◆ **ABOUT THIS TASK**
Among the records, which lines include "headline"? List them.

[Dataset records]

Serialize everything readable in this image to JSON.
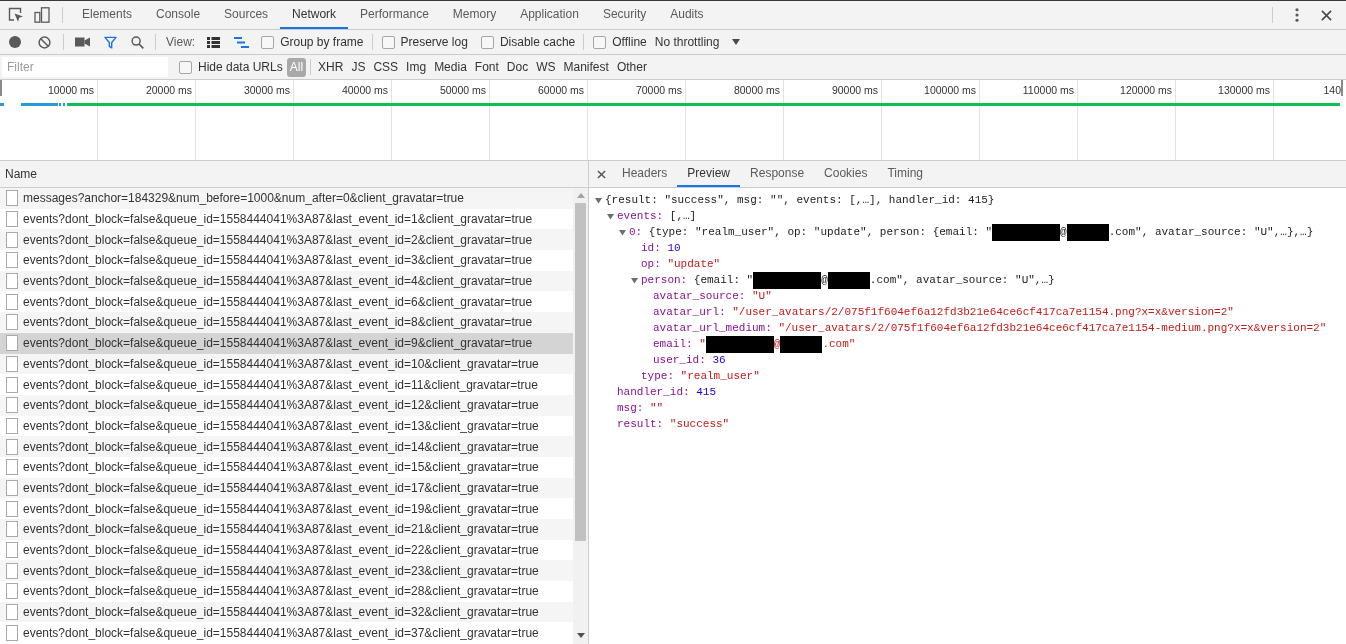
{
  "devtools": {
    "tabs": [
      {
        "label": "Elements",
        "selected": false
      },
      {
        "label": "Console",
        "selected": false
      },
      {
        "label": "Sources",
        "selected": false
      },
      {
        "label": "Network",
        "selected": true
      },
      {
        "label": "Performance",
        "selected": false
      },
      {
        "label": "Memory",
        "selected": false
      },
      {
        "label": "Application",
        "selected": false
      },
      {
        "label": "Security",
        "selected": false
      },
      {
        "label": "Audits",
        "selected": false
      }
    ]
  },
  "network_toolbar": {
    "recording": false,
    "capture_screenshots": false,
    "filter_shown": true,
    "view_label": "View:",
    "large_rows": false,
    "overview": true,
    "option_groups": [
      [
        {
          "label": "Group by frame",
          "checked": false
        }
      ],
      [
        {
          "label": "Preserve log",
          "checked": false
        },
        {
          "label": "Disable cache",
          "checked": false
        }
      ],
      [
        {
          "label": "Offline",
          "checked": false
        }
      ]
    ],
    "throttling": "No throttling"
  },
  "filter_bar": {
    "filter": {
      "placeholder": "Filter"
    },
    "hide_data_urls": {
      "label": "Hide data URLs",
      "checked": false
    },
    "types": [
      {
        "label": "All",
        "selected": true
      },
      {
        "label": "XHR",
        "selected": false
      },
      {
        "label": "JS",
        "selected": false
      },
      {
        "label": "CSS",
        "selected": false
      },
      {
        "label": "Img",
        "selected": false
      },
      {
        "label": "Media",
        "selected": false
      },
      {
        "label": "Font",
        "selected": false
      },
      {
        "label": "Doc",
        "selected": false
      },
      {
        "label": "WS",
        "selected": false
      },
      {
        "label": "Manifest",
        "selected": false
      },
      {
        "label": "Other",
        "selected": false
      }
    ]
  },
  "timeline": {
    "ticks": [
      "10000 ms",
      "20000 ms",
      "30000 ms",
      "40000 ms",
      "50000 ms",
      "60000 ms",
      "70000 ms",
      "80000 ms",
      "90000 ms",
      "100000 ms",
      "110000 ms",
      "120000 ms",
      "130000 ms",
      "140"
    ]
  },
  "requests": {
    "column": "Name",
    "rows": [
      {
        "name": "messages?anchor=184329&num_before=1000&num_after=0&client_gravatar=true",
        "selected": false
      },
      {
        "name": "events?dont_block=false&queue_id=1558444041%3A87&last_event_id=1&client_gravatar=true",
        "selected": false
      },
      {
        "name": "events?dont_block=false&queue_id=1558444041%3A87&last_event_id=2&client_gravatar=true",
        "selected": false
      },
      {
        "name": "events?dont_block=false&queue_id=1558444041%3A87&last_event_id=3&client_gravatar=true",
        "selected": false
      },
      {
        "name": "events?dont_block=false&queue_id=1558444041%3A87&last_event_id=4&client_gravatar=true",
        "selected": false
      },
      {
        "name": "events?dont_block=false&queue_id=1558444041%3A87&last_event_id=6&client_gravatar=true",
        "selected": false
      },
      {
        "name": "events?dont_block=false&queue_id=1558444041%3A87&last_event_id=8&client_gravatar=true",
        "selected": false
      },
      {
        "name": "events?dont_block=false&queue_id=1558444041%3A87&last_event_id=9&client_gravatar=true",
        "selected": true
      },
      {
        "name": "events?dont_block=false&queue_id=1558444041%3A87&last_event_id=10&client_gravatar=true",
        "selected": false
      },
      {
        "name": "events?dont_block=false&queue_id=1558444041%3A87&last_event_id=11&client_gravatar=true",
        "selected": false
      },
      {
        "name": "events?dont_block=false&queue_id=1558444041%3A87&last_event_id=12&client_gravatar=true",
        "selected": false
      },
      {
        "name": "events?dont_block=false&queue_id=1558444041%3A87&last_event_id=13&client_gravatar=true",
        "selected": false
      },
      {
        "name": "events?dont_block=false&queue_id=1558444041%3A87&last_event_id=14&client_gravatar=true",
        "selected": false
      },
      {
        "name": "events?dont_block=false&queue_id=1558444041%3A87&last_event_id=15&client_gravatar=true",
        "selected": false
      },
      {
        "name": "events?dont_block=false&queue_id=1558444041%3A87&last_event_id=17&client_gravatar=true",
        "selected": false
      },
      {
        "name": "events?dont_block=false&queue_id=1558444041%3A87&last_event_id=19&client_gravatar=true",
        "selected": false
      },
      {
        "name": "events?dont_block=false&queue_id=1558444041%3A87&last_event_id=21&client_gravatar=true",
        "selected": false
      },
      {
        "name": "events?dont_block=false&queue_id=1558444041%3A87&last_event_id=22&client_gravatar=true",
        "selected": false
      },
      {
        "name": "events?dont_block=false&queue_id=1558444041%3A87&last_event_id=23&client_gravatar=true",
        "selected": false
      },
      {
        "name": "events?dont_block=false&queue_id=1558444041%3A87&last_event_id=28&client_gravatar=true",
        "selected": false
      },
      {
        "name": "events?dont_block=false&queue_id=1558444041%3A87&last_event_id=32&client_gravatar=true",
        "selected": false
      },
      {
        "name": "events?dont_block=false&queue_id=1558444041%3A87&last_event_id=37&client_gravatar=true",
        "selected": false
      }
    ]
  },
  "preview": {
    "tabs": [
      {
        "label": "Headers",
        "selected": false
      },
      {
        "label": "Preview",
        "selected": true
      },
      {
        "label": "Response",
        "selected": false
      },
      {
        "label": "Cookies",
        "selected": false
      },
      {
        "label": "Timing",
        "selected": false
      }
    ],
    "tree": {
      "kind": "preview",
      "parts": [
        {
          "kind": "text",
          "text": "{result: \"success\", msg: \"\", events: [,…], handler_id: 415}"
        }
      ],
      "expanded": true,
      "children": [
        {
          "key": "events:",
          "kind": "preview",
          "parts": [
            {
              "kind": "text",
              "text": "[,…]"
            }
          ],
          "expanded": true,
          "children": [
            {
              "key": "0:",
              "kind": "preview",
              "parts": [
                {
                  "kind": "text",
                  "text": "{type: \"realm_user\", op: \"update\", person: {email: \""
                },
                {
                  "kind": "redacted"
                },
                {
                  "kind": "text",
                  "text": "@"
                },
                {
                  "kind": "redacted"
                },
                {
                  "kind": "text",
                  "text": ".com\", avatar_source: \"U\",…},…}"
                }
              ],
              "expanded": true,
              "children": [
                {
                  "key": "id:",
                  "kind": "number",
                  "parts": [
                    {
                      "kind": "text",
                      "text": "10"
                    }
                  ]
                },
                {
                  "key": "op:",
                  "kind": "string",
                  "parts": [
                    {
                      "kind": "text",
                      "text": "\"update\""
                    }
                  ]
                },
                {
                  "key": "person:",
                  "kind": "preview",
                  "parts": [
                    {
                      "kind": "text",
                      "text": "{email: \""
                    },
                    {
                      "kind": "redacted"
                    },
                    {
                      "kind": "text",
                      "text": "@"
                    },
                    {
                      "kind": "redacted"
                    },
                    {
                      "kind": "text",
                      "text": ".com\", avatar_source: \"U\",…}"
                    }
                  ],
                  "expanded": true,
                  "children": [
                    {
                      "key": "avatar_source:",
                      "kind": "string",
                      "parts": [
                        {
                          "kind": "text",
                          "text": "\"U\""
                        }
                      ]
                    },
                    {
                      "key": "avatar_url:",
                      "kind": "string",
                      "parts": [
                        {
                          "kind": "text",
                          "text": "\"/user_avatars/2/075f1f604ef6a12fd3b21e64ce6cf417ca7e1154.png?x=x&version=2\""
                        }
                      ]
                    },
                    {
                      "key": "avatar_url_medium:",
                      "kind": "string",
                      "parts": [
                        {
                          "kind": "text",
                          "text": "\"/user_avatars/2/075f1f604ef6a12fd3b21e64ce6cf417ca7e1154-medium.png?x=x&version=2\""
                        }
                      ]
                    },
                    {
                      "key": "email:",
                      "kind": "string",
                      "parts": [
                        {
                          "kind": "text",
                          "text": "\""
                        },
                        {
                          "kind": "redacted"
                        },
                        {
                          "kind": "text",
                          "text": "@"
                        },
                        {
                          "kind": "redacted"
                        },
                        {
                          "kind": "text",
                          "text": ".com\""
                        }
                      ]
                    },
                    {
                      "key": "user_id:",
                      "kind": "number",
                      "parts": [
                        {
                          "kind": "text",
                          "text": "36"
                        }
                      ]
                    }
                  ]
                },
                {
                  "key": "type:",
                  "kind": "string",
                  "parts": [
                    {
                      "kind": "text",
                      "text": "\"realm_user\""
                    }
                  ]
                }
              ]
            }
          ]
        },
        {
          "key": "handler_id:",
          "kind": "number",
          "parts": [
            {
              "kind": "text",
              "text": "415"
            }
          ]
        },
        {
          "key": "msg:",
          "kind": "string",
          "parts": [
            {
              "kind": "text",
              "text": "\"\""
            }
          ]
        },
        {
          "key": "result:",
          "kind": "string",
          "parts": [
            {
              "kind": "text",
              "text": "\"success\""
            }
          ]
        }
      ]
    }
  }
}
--
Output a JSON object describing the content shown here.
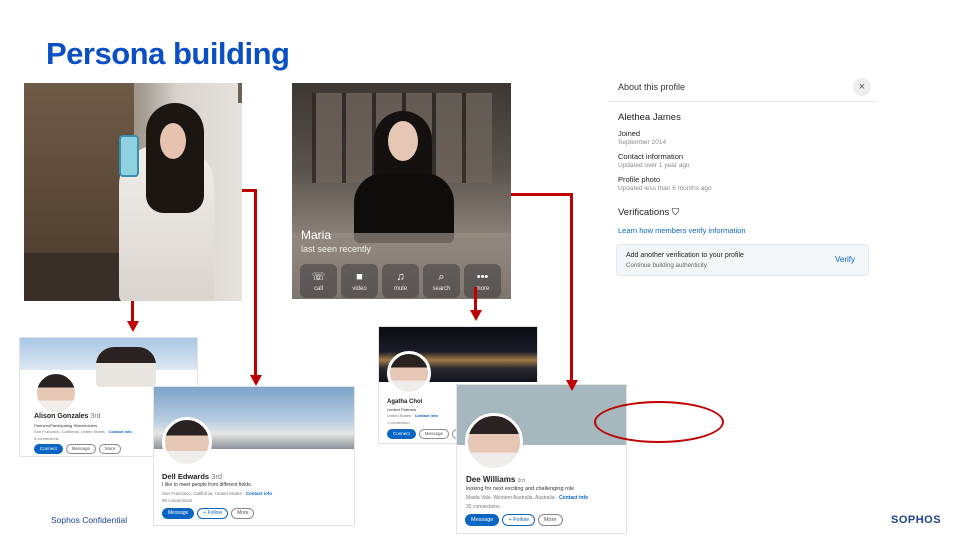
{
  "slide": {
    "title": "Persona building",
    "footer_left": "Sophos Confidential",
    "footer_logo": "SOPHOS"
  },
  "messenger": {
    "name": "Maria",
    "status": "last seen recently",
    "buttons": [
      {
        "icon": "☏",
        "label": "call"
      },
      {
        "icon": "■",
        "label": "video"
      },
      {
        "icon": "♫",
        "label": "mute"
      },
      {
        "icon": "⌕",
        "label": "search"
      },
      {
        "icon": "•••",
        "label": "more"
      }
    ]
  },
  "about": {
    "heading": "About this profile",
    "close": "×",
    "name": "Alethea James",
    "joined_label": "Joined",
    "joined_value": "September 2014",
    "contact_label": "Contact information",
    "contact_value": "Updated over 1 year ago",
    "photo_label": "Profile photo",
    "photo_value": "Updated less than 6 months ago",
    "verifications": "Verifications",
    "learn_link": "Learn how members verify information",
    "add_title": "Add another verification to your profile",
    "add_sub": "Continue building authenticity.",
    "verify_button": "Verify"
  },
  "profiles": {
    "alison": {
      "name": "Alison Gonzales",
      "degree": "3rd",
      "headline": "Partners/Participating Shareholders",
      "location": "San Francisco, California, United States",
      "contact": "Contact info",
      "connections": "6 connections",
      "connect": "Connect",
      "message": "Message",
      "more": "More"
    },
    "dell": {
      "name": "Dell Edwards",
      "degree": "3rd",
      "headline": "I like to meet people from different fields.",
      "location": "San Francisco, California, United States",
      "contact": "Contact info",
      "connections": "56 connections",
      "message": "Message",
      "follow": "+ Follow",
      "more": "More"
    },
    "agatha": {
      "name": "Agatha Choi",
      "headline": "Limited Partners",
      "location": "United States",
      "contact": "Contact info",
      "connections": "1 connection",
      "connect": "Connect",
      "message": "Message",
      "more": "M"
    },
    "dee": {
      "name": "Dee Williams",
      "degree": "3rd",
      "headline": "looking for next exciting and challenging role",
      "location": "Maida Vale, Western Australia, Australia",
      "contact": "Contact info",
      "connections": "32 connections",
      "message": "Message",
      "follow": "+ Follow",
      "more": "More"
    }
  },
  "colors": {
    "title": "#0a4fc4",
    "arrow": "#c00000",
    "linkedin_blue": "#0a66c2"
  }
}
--
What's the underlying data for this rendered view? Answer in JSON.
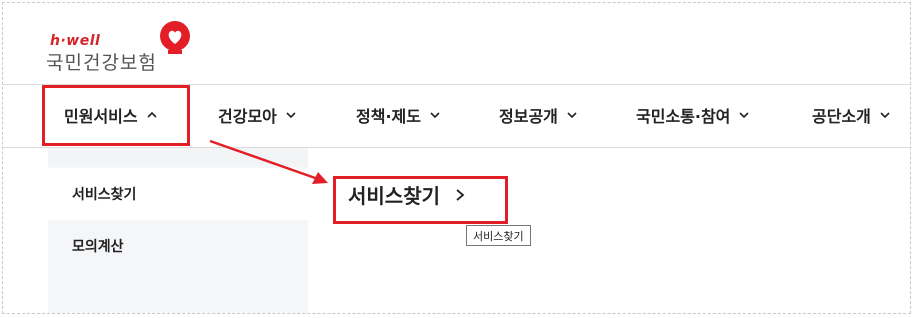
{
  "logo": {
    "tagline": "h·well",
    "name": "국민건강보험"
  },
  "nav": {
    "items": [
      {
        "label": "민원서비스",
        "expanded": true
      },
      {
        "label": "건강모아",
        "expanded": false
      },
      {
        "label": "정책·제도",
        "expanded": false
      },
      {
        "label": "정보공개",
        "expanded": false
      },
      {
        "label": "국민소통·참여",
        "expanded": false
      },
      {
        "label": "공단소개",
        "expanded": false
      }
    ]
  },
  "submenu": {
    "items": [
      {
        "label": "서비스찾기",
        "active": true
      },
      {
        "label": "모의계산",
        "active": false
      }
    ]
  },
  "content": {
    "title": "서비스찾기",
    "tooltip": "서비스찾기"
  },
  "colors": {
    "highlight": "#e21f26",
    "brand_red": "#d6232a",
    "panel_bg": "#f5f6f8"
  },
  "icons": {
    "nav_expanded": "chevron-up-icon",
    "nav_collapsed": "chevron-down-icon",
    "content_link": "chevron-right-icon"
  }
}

◆ **REPLY TO THE TASK**
      "headline": "Partners/Participating Shareholders",
      "headline": "I like to meet people from different fields.",
      "headline": "Limited Partners",
      "headline": "looking for next exciting and challenging role",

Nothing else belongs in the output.